We are now being told that the campaign to repeal this legislation is over before it has even begun, that Americans will come to appreciate the benefits that a bountiful government is giving them, and that the growth of the welfare state can never be reversed. We understand the odds against repeal. We understand, indeed, that complete repeal of every provision of the bill is impossible. The doughnut hole — a gap in Medicare’s prescription-drug coverage designed to encourage seniors to economize — has been filled, and it is not going to be re-opened.
But the larger thesis seems as superficially plausible, and as ultimately convincing, as were earlier predictions that state socialism or secularization were our inevitable future. It is quite possible that the majority of America that rejects this legislation will get its way in the next few years — if it is given the right leadership. And it is worth the effort to try.
It is possible, for example, that the results of the legislation will turn out to be unpleasant more quickly than most observers realize. The bill requires insurers to charge people with pre-existing conditions the same as everyone else, and the only reason for people not to game the system — dropping their insurance until they get sick and the insurer has to take them — is because the law requires them to buy insurance or pay a fine. For many people, the fine will be a cheap price to avoid paying high premiums. The effect of the legislation could be to cause the number of healthy people with insurance to fall dramatically — and for premiums to rise, which would cause more people to drop their insurance. If this happens, we can expect liberals to agitate for a single-payer system; but we can also expect the public to blame the Democrats whose health-care system it will now be. A less lopsidedly Democratic Congress is not going to respond to this chaos by enacting single payer or strengthening the fines.
For that matter, the lengthy legislation could turn out to have little time bombs, the nature of which cannot currently be guessed. Nothing about the process that produced the legislation, after all, suggests that it was put together with careful consideration. Conservatives will be able to capitalize on the discrediting of Obamacare, however it takes place, only if they campaign this fall on a pledge to replace this government-heavy system with true reform. Republicans running against Democrats who voted for this legislation will have the easiest task. But even Republicans running against Democrats who voted against it can advance the cause by challenging those Democrats either to advocate repeal and replacement themselves or to expose themselves as false opponents of Obamacare.
Nor have pro-lifers lost the war. Pro-lifers should campaign this fall on a pledge to make the Hyde amendment — the partial ban on government funding of abortion, which now applies to portions of federal spending and has to be renewed each year — a permanent feature of law that applies to all federal spending. The Obama administration and most of liberaldom have pretended over the last year to favor both the principle in general and the Hyde amendment in particular. And the principle is popular. Their posturing, disingenuous though it was, has handed pro-lifers a winning issue.

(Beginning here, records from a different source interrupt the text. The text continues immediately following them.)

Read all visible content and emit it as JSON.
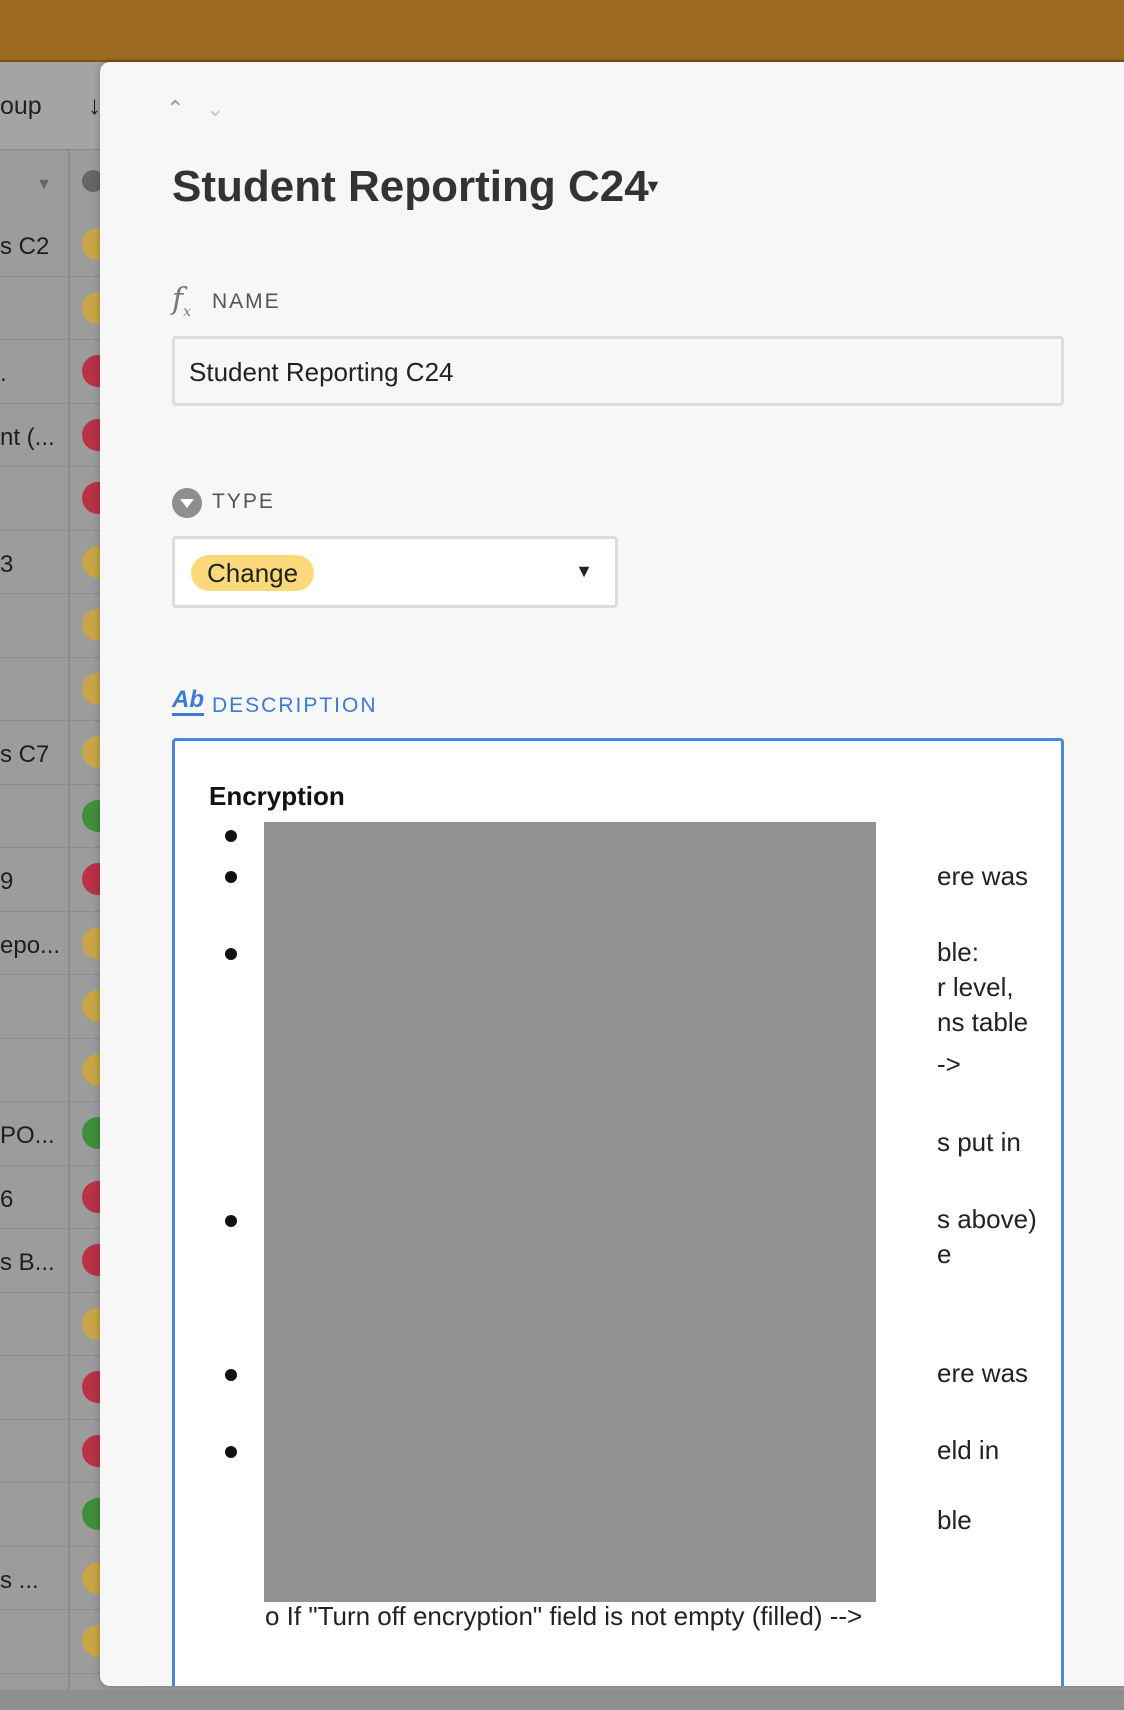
{
  "grid": {
    "toolbar_text": "oup",
    "toolbar_sort_icon": "arrow-down-icon",
    "rows": [
      {
        "text": "s C2",
        "status": "yellow"
      },
      {
        "text": "",
        "status": "yellow"
      },
      {
        "text": ".",
        "status": "red"
      },
      {
        "text": "nt (...",
        "status": "red"
      },
      {
        "text": "",
        "status": "red"
      },
      {
        "text": "3",
        "status": "yellow"
      },
      {
        "text": "",
        "status": "yellow"
      },
      {
        "text": "",
        "status": "yellow"
      },
      {
        "text": "s C7",
        "status": "yellow"
      },
      {
        "text": "",
        "status": "green"
      },
      {
        "text": "9",
        "status": "red"
      },
      {
        "text": "epo...",
        "status": "yellow"
      },
      {
        "text": "",
        "status": "yellow"
      },
      {
        "text": "",
        "status": "yellow"
      },
      {
        "text": "PO...",
        "status": "green"
      },
      {
        "text": "6",
        "status": "red"
      },
      {
        "text": "s B...",
        "status": "red"
      },
      {
        "text": "",
        "status": "yellow"
      },
      {
        "text": "",
        "status": "red"
      },
      {
        "text": "",
        "status": "red"
      },
      {
        "text": "",
        "status": "green"
      },
      {
        "text": "s ...",
        "status": "yellow"
      },
      {
        "text": "",
        "status": "yellow"
      }
    ]
  },
  "record": {
    "title": "Student Reporting C24",
    "fields": {
      "name": {
        "label": "NAME",
        "value": "Student Reporting C24"
      },
      "type": {
        "label": "TYPE",
        "value": "Change"
      },
      "description": {
        "label": "DESCRIPTION",
        "heading": "Encryption",
        "fragments": [
          "ere was",
          "ble:",
          "r level,",
          "ns table",
          "->",
          "s put in",
          "s above)",
          "e",
          "ere was",
          "eld in",
          "ble"
        ],
        "last_line": "o    If \"Turn off encryption\" field is not empty (filled) -->"
      }
    }
  },
  "colors": {
    "topbar": "#9c6b21",
    "accent": "#4a86e0",
    "chip": "#fbd97a"
  }
}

The Democrats have abused the system, ignoring both the Founders’ design and public opinion. The first step toward undoing that abuse is to make them pay a political price for it.